Trying to be something you’re not is too much like hard work.
It’s usually stressful and almost always unsustainable.
Even if it is with the best intentions.
Just ask Bart Simpson, who radically alters his behaviour to impress a virtuous girl called Jenny (voiced by Anne Hathaway no less) in the episode called The Good, The Sad and The Drugly.
All’s well to start with as his goody-two-shoes behaviour impresses not just Jenny but his mother Marge too.
Oh Bart. I don’t care that this is just an act. You’ve finally become the boy every mother dreams of. A girl.
But the relationship is obviously doomed to failure and ends in bitter recrimination.
Jenny : Are you saying our entire relationship is based on lies?
Bart : Not our entire relationship. Just the stuff I said.
If rule number one for success in social spaces is to be the best you can be…
(Or, as John Willshire puts it, excelling at your “verb” – great post by the way. Read it).
… then rule number two surely has to be “be yourself.”
There are plenty of examples of brands that have made ill-fated and short-lived advertising attempts to be something that they’re not. The brand equivalent of being the forty year old at the disco.
(Aside : Like policeman and teachers, the people who are too old to be at the disco are getting younger and younger).
But increasingly it (brands trying to be something they’re not) will happen in social spaces too.
And it won’t necessarily be about brands screwing up by trying to be down with the kids in the tone of their Facebook status updates.
It will be more fundamental than that.
The bigger, more fundamental problem will not be about how social networks are used.
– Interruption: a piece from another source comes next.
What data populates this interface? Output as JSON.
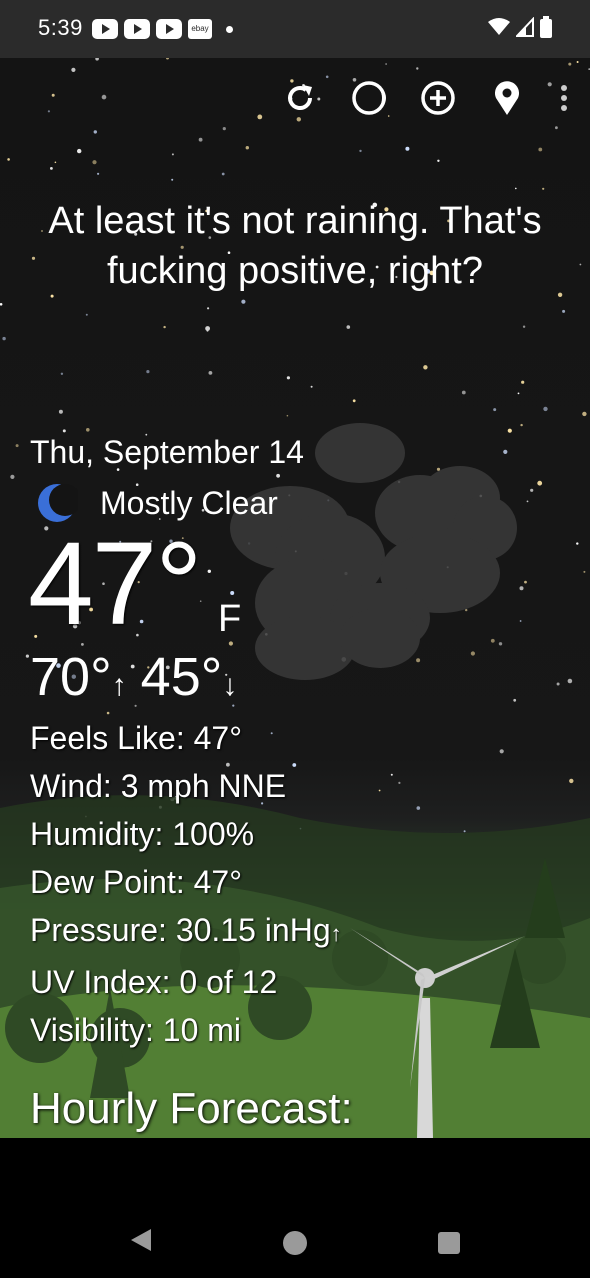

It will be that the organisation, the culture behind the brand just isn’t set up to be social.
The back end of your presence in social spaces is at least as important as the fan-facing front end.
Does your CEO really get it or is (s)he liable to pull the plug at the first sign of negative comment?
Who does the community manager speak to (in real time) to get a (real time) legal view on a (real time) issue raised by an (influential) person?
Who do they talk to in Customer Service to get a human response in similar (real time) circumstances?
And is the community manager empowered to over-rule and prevent a potentially disasterous, obviously uncaring, platitudinous response from making matters worse?
Fan : Are you saying that our entire relationship is based on false pretence?
Brand : Not our entire relationship. Just the rest of the iceberg below the tip.